This directive may be particularly successful with children and adolescents as it can call for a certain degree of imagination or playfulness that may be harder to achieve with adults. 

I did this again, the following day, at my practicum site (population: adult inpatient), and it was a good Friday afternoon activity! I varied my processing question at the end, instead asking what it was that their spirit animal would say to its creator. This was also successful, as one patient that I have been working with for several weeks had a very positive message from her animal (she’s slated for discharge in the beginning of this coming week), and another patient, a recent re-admission, had a statement from her creation that suggested her desire for strength and support in several ways. 

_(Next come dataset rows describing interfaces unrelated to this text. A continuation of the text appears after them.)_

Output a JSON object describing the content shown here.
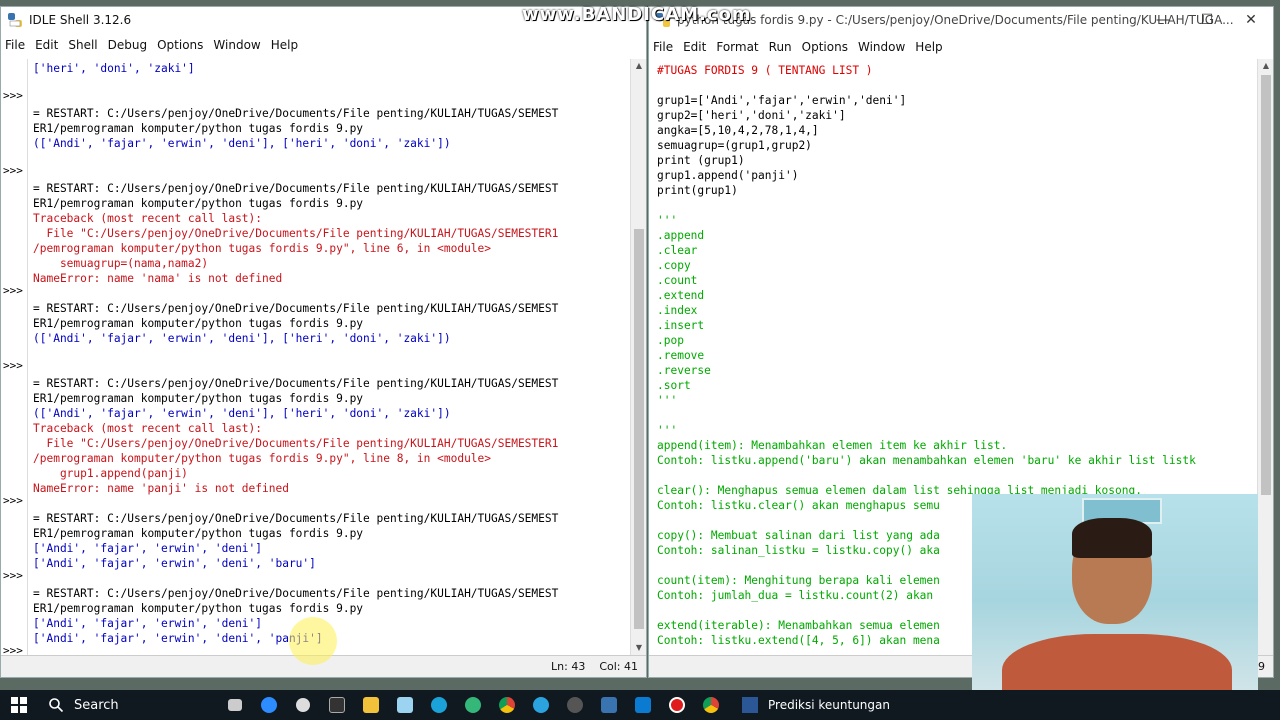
{
  "watermark": "www.BANDICAM.com",
  "shell": {
    "title": "IDLE Shell 3.12.6",
    "menu": [
      "File",
      "Edit",
      "Shell",
      "Debug",
      "Options",
      "Window",
      "Help"
    ],
    "prompts": [
      ">>>",
      ">>>",
      ">>>",
      ">>>",
      ">>>",
      ">>>",
      ">>>"
    ],
    "lines": [
      {
        "text": "['heri', 'doni', 'zaki']",
        "cls": "out"
      },
      {
        "text": "",
        "cls": "out"
      },
      {
        "text": "",
        "cls": "out"
      },
      {
        "text": "= RESTART: C:/Users/penjoy/OneDrive/Documents/File penting/KULIAH/TUGAS/SEMEST",
        "cls": "black"
      },
      {
        "text": "ER1/pemrograman komputer/python tugas fordis 9.py",
        "cls": "black"
      },
      {
        "text": "(['Andi', 'fajar', 'erwin', 'deni'], ['heri', 'doni', 'zaki'])",
        "cls": "out"
      },
      {
        "text": "",
        "cls": "out"
      },
      {
        "text": "",
        "cls": "out"
      },
      {
        "text": "= RESTART: C:/Users/penjoy/OneDrive/Documents/File penting/KULIAH/TUGAS/SEMEST",
        "cls": "black"
      },
      {
        "text": "ER1/pemrograman komputer/python tugas fordis 9.py",
        "cls": "black"
      },
      {
        "text": "Traceback (most recent call last):",
        "cls": "err"
      },
      {
        "text": "  File \"C:/Users/penjoy/OneDrive/Documents/File penting/KULIAH/TUGAS/SEMESTER1",
        "cls": "err"
      },
      {
        "text": "/pemrograman komputer/python tugas fordis 9.py\", line 6, in <module>",
        "cls": "err"
      },
      {
        "text": "    semuagrup=(nama,nama2)",
        "cls": "err"
      },
      {
        "text": "NameError: name 'nama' is not defined",
        "cls": "err"
      },
      {
        "text": "",
        "cls": "out"
      },
      {
        "text": "= RESTART: C:/Users/penjoy/OneDrive/Documents/File penting/KULIAH/TUGAS/SEMEST",
        "cls": "black"
      },
      {
        "text": "ER1/pemrograman komputer/python tugas fordis 9.py",
        "cls": "black"
      },
      {
        "text": "(['Andi', 'fajar', 'erwin', 'deni'], ['heri', 'doni', 'zaki'])",
        "cls": "out"
      },
      {
        "text": "",
        "cls": "out"
      },
      {
        "text": "",
        "cls": "out"
      },
      {
        "text": "= RESTART: C:/Users/penjoy/OneDrive/Documents/File penting/KULIAH/TUGAS/SEMEST",
        "cls": "black"
      },
      {
        "text": "ER1/pemrograman komputer/python tugas fordis 9.py",
        "cls": "black"
      },
      {
        "text": "(['Andi', 'fajar', 'erwin', 'deni'], ['heri', 'doni', 'zaki'])",
        "cls": "out"
      },
      {
        "text": "Traceback (most recent call last):",
        "cls": "err"
      },
      {
        "text": "  File \"C:/Users/penjoy/OneDrive/Documents/File penting/KULIAH/TUGAS/SEMESTER1",
        "cls": "err"
      },
      {
        "text": "/pemrograman komputer/python tugas fordis 9.py\", line 8, in <module>",
        "cls": "err"
      },
      {
        "text": "    grup1.append(panji)",
        "cls": "err"
      },
      {
        "text": "NameError: name 'panji' is not defined",
        "cls": "err"
      },
      {
        "text": "",
        "cls": "out"
      },
      {
        "text": "= RESTART: C:/Users/penjoy/OneDrive/Documents/File penting/KULIAH/TUGAS/SEMEST",
        "cls": "black"
      },
      {
        "text": "ER1/pemrograman komputer/python tugas fordis 9.py",
        "cls": "black"
      },
      {
        "text": "['Andi', 'fajar', 'erwin', 'deni']",
        "cls": "out"
      },
      {
        "text": "['Andi', 'fajar', 'erwin', 'deni', 'baru']",
        "cls": "out"
      },
      {
        "text": "",
        "cls": "out"
      },
      {
        "text": "= RESTART: C:/Users/penjoy/OneDrive/Documents/File penting/KULIAH/TUGAS/SEMEST",
        "cls": "black"
      },
      {
        "text": "ER1/pemrograman komputer/python tugas fordis 9.py",
        "cls": "black"
      },
      {
        "text": "['Andi', 'fajar', 'erwin', 'deni']",
        "cls": "out"
      },
      {
        "text": "['Andi', 'fajar', 'erwin', 'deni', 'panji']",
        "cls": "out"
      }
    ],
    "status": {
      "ln": "Ln: 43",
      "col": "Col: 41"
    }
  },
  "editor": {
    "title": "python tugas fordis 9.py - C:/Users/penjoy/OneDrive/Documents/File penting/KULIAH/TUGA...",
    "menu": [
      "File",
      "Edit",
      "Format",
      "Run",
      "Options",
      "Window",
      "Help"
    ],
    "lines": [
      {
        "text": "#TUGAS FORDIS 9 ( TENTANG LIST )",
        "cls": "cm"
      },
      {
        "text": "",
        "cls": "black"
      },
      {
        "text": "grup1=['Andi','fajar','erwin','deni']",
        "cls": "black"
      },
      {
        "text": "grup2=['heri','doni','zaki']",
        "cls": "black"
      },
      {
        "text": "angka=[5,10,4,2,78,1,4,]",
        "cls": "black"
      },
      {
        "text": "semuagrup=(grup1,grup2)",
        "cls": "black"
      },
      {
        "text": "print (grup1)",
        "cls": "black"
      },
      {
        "text": "grup1.append('panji')",
        "cls": "black"
      },
      {
        "text": "print(grup1)",
        "cls": "black"
      },
      {
        "text": "",
        "cls": "black"
      },
      {
        "text": "'''",
        "cls": "doc"
      },
      {
        "text": ".append",
        "cls": "doc"
      },
      {
        "text": ".clear",
        "cls": "doc"
      },
      {
        "text": ".copy",
        "cls": "doc"
      },
      {
        "text": ".count",
        "cls": "doc"
      },
      {
        "text": ".extend",
        "cls": "doc"
      },
      {
        "text": ".index",
        "cls": "doc"
      },
      {
        "text": ".insert",
        "cls": "doc"
      },
      {
        "text": ".pop",
        "cls": "doc"
      },
      {
        "text": ".remove",
        "cls": "doc"
      },
      {
        "text": ".reverse",
        "cls": "doc"
      },
      {
        "text": ".sort",
        "cls": "doc"
      },
      {
        "text": "'''",
        "cls": "doc"
      },
      {
        "text": "",
        "cls": "doc"
      },
      {
        "text": "'''",
        "cls": "doc"
      },
      {
        "text": "append(item): Menambahkan elemen item ke akhir list.",
        "cls": "doc"
      },
      {
        "text": "Contoh: listku.append('baru') akan menambahkan elemen 'baru' ke akhir list listk",
        "cls": "doc"
      },
      {
        "text": "",
        "cls": "doc"
      },
      {
        "text": "clear(): Menghapus semua elemen dalam list sehingga list menjadi kosong.",
        "cls": "doc"
      },
      {
        "text": "Contoh: listku.clear() akan menghapus semu",
        "cls": "doc"
      },
      {
        "text": "",
        "cls": "doc"
      },
      {
        "text": "copy(): Membuat salinan dari list yang ada",
        "cls": "doc"
      },
      {
        "text": "Contoh: salinan_listku = listku.copy() aka",
        "cls": "doc"
      },
      {
        "text": "",
        "cls": "doc"
      },
      {
        "text": "count(item): Menghitung berapa kali elemen",
        "cls": "doc"
      },
      {
        "text": "Contoh: jumlah_dua = listku.count(2) akan",
        "cls": "doc"
      },
      {
        "text": "",
        "cls": "doc"
      },
      {
        "text": "extend(iterable): Menambahkan semua elemen",
        "cls": "doc"
      },
      {
        "text": "Contoh: listku.extend([4, 5, 6]) akan mena",
        "cls": "doc"
      }
    ],
    "status_col": ": 19"
  },
  "taskbar": {
    "search_label": "Search",
    "app_label": "Prediksi keuntungan"
  }
}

I hope this was helpful/informative! 
Let me know if you guys enjoy this sort of thing and want more! I may have another one in store after Wednesday!

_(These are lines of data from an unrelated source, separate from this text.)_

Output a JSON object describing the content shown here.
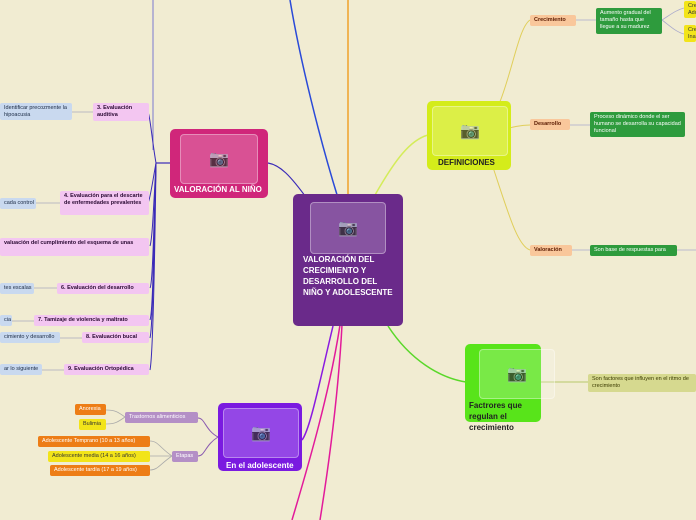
{
  "center": {
    "title": "VALORACIÓN DEL CRECIMIENTO Y DESARROLLO DEL NIÑO Y ADOLESCENTE",
    "icon": "camera-icon"
  },
  "definiciones": {
    "title": "DEFINICIONES",
    "crecimiento": {
      "label": "Crecimiento",
      "desc": "Aumento gradual del tamaño hasta que llegue a su madurez",
      "sub": [
        "Cre Ado",
        "Cre Ina"
      ]
    },
    "desarrollo": {
      "label": "Desarrollo",
      "desc": "Proceso dinámico donde el ser humano se desarrolla su capacidad funcional"
    },
    "valoracion": {
      "label": "Valoración",
      "desc": "Son base de respuestas para"
    }
  },
  "factores": {
    "title": "Factrores que regulan el crecimiento",
    "desc": "Son factores que influyen en el ritmo de crecimiento"
  },
  "nino": {
    "title": "VALORACIÓN AL NIÑO",
    "items": [
      {
        "label": "3. Evaluación auditiva",
        "note": "Identificar precozmente la hipoacusia"
      },
      {
        "label": "4. Evaluación para el descarte de enfermedades prevalentes",
        "note": "cada control"
      },
      {
        "label": "valuación del cumplimiento del esquema de unas",
        "note": ""
      },
      {
        "label": "6. Evaluación del desarrollo",
        "note": "tes escalas"
      },
      {
        "label": "7. Tamizaje de violencia y maltrato",
        "note": "cia"
      },
      {
        "label": "8. Evaluación bucal",
        "note": "cimiento y desarrollo"
      },
      {
        "label": "9. Evaluación Ortopédica",
        "note": "ar lo siguiente"
      }
    ]
  },
  "adolescente": {
    "title": "En el adolescente",
    "trastornos": {
      "label": "Trastornos alimenticios",
      "items": [
        "Anorexia",
        "Bulimia"
      ]
    },
    "etapas": {
      "label": "Etapas",
      "items": [
        "Adolescente Temprano (10 a 13 años)",
        "Adolescente media (14 a 16 años)",
        "Adolescente tardía (17 a 19 años)"
      ]
    }
  },
  "colors": {
    "center": "#6a2a8a",
    "nino": "#d0267a",
    "definiciones": "#d4ec1a",
    "factores": "#58e41a",
    "adolescente": "#7a1ae0",
    "background": "#f1ecd2"
  }
}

mywhisperedcolors:

Slowly replacing the negative thoughts with colors and beautiful things.

mywhisperedcolors:

Slowly replacing the negative thoughts with colors and beautiful things.

whisperingf0rests:

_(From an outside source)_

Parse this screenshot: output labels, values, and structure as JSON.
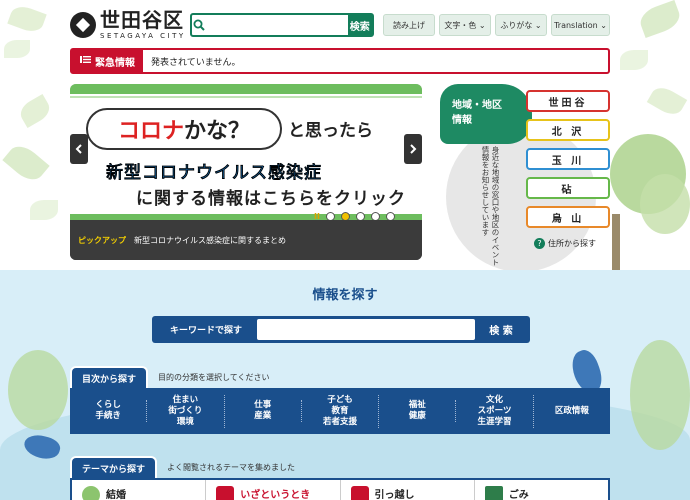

artbymoga:

Most importantly: you’re stronger than you think.

WHY DOES THIS NOT HAVE MORE NOTES

Yesterday, Edith Kramer died at the age of 98 in her home in Austria. 
Anyone familiar with the field of Art Therapy knows just how much of a loss this is for the field, as she was one of our founding “mothers”. She will be missed, but the contributions that she made to the field of psychology in the form of Art Therapy were monumental, and in that she will be well remembered. 

Yesterday, Edith Kramer died at the age of 98 in her home in Austria. 

Anyone familiar with the field of Art Therapy knows just how much of a loss this is for the field, as she was one of our founding “mothers”. She will be missed, but the contributions that she made to the field of psychology in the form of Art Therapy were monumental, and in that she will be well remembered. 

shiroyanagi:

whoufflesoufflegirl:

the-treble:

willowpedia:

crazymolerat36:

ewitsmichelle:

not just followers, everyone.

same

I’m here if any of you need to talk<3

Argentina Suicide Hotlines

Armenia Suicide Hotlines

Australia Suicide Hotlines

Austria Suicide Hotlines

Barbados Suicide Hotlines

Belgium Suicide Hotlines

Botswana Suicide Hotlines

Brazil Suicide Hotlines

Canada Suicide Hotlines

China Suicide Hotlines

Croatia Suicide Hotlines

Cyprus Suicide Hotlines

Denmark Suicide Hotlines

Egypt Suicide Hotlines

Estonia Suicide Hotlines

Fiji Suicide Hotlines

Finland Suicide Hotlines

France Suicide Hotlines

Germany Suicide Hotlines

Ghana Suicide Hotlines

Gibraltar Suicide Hotlines

Hong Kong Suicide Hotlines

Hungary Suicide Hotlines

India Suicide Hotlines

Ireland Suicide Hotlines

Israel Suicide Hotlines

Italy Suicide Hotlines

Japan Suicide Hotlines

Liberia Suicide Hotlines

Lithuania Suicide Hotlines

Malaysia Suicide Hotlines

Malta Suicide Hotlines

Mauritius Suicide Hotlines

Namibia Suicide Hotlines

Netherlands Suicide Hotlines

New Zealand Suicide Hotlines

Norway Suicide Hotlines

Paupua New Guinea Suicide Hotlines

Philippines Suicide Hotlines

Poland Suicide Hotlines

Portugal Suicide Hotlines

Russian Federation Suicide Hotlines

Somoa Suicide Hotlines

Serbia Suicide Hotlines

Singapore Suicide Hotlines

South Africa Suicide Hotlines

South Korea Suicide Hotlines

Spain Suicide Hotlines

Sri Lanka Suicide Hotlines

St. Vincent Suicide Hotlines

Sudan Suicide Hotlines

Sweden Suicide Hotlines

Switzerland Suicide Hotlines

Taiwan Suicide Hotlines

Thailand Suicide Hotlines

Tobago Suicide Hotlines

Tonga Suicide Hotlines

Trinidad and Tobago Suicide Hotlines

Turkey Suicide Hotlines

Ukraine Suicide Hotlines

United Kingdom Suicide Hotlines

United States Suicide Hotlines

Zimbabwe Suicide Hotlines

The best part is, this post actually does something, it offers support, unlike one of those useless “reblog if you care” posts.

Yooo my country’s not in this list so here’s the suicide hotline for Indonesia: (+62)21-500454

Reblog this around!